====== Exercise input ======
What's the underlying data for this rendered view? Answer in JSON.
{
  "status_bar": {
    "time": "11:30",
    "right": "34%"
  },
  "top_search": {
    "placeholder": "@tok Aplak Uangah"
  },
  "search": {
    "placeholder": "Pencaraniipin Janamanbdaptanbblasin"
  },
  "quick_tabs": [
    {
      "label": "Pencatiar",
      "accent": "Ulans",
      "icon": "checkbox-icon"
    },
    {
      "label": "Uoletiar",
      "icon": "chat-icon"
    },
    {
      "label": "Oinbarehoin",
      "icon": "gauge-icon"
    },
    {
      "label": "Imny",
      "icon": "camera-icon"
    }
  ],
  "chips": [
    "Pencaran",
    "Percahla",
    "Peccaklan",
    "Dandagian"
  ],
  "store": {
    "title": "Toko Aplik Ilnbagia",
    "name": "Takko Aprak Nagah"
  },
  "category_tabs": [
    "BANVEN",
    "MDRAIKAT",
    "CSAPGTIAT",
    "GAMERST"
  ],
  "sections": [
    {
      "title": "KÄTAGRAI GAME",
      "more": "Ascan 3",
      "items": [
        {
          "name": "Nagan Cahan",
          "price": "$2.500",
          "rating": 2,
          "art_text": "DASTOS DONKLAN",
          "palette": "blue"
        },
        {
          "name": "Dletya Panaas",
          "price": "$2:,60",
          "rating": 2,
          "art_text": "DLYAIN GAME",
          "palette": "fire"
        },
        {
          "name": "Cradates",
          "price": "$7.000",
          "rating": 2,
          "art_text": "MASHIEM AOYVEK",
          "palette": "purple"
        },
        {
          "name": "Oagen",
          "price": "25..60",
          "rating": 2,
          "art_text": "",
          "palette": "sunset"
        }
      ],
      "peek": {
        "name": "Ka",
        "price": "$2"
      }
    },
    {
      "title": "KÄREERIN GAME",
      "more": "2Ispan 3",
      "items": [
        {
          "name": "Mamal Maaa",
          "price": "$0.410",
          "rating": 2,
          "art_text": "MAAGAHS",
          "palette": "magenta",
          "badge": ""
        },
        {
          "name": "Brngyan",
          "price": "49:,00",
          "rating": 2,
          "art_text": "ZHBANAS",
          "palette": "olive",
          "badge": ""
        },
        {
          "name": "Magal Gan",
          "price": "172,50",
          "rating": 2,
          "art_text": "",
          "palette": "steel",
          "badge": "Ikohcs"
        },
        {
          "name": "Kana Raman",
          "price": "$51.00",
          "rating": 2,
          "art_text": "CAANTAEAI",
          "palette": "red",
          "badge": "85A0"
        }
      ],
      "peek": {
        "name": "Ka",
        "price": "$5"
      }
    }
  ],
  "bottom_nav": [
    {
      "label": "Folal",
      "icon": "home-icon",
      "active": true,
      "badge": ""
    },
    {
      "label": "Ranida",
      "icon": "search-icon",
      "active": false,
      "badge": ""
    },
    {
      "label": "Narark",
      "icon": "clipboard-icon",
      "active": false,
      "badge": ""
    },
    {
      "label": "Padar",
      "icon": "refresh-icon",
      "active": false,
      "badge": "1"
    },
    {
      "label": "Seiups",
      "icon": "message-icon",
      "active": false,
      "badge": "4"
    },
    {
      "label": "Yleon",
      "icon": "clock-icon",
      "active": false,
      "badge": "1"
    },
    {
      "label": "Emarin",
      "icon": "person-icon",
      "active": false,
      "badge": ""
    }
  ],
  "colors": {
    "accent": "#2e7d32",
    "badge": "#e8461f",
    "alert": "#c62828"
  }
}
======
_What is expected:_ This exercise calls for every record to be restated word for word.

_Answer to this problem:_
What's the underlying data for this rendered view? Answer in JSON.
{
  "status_bar": {
    "time": "11:30",
    "right": "34%"
  },
  "top_search": {
    "placeholder": "@tok Aplak Uangah"
  },
  "search": {
    "placeholder": "Pencaraniipin Janamanbdaptanbblasin"
  },
  "quick_tabs": [
    {
      "label": "Pencatiar",
      "accent": "Ulans",
      "icon": "checkbox-icon"
    },
    {
      "label": "Uoletiar",
      "icon": "chat-icon"
    },
    {
      "label": "Oinbarehoin",
      "icon": "gauge-icon"
    },
    {
      "label": "Imny",
      "icon": "camera-icon"
    }
  ],
  "chips": [
    "Pencaran",
    "Percahla",
    "Peccaklan",
    "Dandagian"
  ],
  "store": {
    "title": "Toko Aplik Ilnbagia",
    "name": "Takko Aprak Nagah"
  },
  "category_tabs": [
    "BANVEN",
    "MDRAIKAT",
    "CSAPGTIAT",
    "GAMERST"
  ],
  "sections": [
    {
      "title": "KÄTAGRAI GAME",
      "more": "Ascan 3",
      "items": [
        {
          "name": "Nagan Cahan",
          "price": "$2.500",
          "rating": 2,
          "art_text": "DASTOS DONKLAN",
          "palette": "blue"
        },
        {
          "name": "Dletya Panaas",
          "price": "$2:,60",
          "rating": 2,
          "art_text": "DLYAIN GAME",
          "palette": "fire"
        },
        {
          "name": "Cradates",
          "price": "$7.000",
          "rating": 2,
          "art_text": "MASHIEM AOYVEK",
          "palette": "purple"
        },
        {
          "name": "Oagen",
          "price": "25..60",
          "rating": 2,
          "art_text": "",
          "palette": "sunset"
        }
      ],
      "peek": {
        "name": "Ka",
        "price": "$2"
      }
    },
    {
      "title": "KÄREERIN GAME",
      "more": "2Ispan 3",
      "items": [
        {
          "name": "Mamal Maaa",
          "price": "$0.410",
          "rating": 2,
          "art_text": "MAAGAHS",
          "palette": "magenta",
          "badge": ""
        },
        {
          "name": "Brngyan",
          "price": "49:,00",
          "rating": 2,
          "art_text": "ZHBANAS",
          "palette": "olive",
          "badge": ""
        },
        {
          "name": "Magal Gan",
          "price": "172,50",
          "rating": 2,
          "art_text": "",
          "palette": "steel",
          "badge": "Ikohcs"
        },
        {
          "name": "Kana Raman",
          "price": "$51.00",
          "rating": 2,
          "art_text": "CAANTAEAI",
          "palette": "red",
          "badge": "85A0"
        }
      ],
      "peek": {
        "name": "Ka",
        "price": "$5"
      }
    }
  ],
  "bottom_nav": [
    {
      "label": "Folal",
      "icon": "home-icon",
      "active": true,
      "badge": ""
    },
    {
      "label": "Ranida",
      "icon": "search-icon",
      "active": false,
      "badge": ""
    },
    {
      "label": "Narark",
      "icon": "clipboard-icon",
      "active": false,
      "badge": ""
    },
    {
      "label": "Padar",
      "icon": "refresh-icon",
      "active": false,
      "badge": "1"
    },
    {
      "label": "Seiups",
      "icon": "message-icon",
      "active": false,
      "badge": "4"
    },
    {
      "label": "Yleon",
      "icon": "clock-icon",
      "active": false,
      "badge": "1"
    },
    {
      "label": "Emarin",
      "icon": "person-icon",
      "active": false,
      "badge": ""
    }
  ],
  "colors": {
    "accent": "#2e7d32",
    "badge": "#e8461f",
    "alert": "#c62828"
  }
}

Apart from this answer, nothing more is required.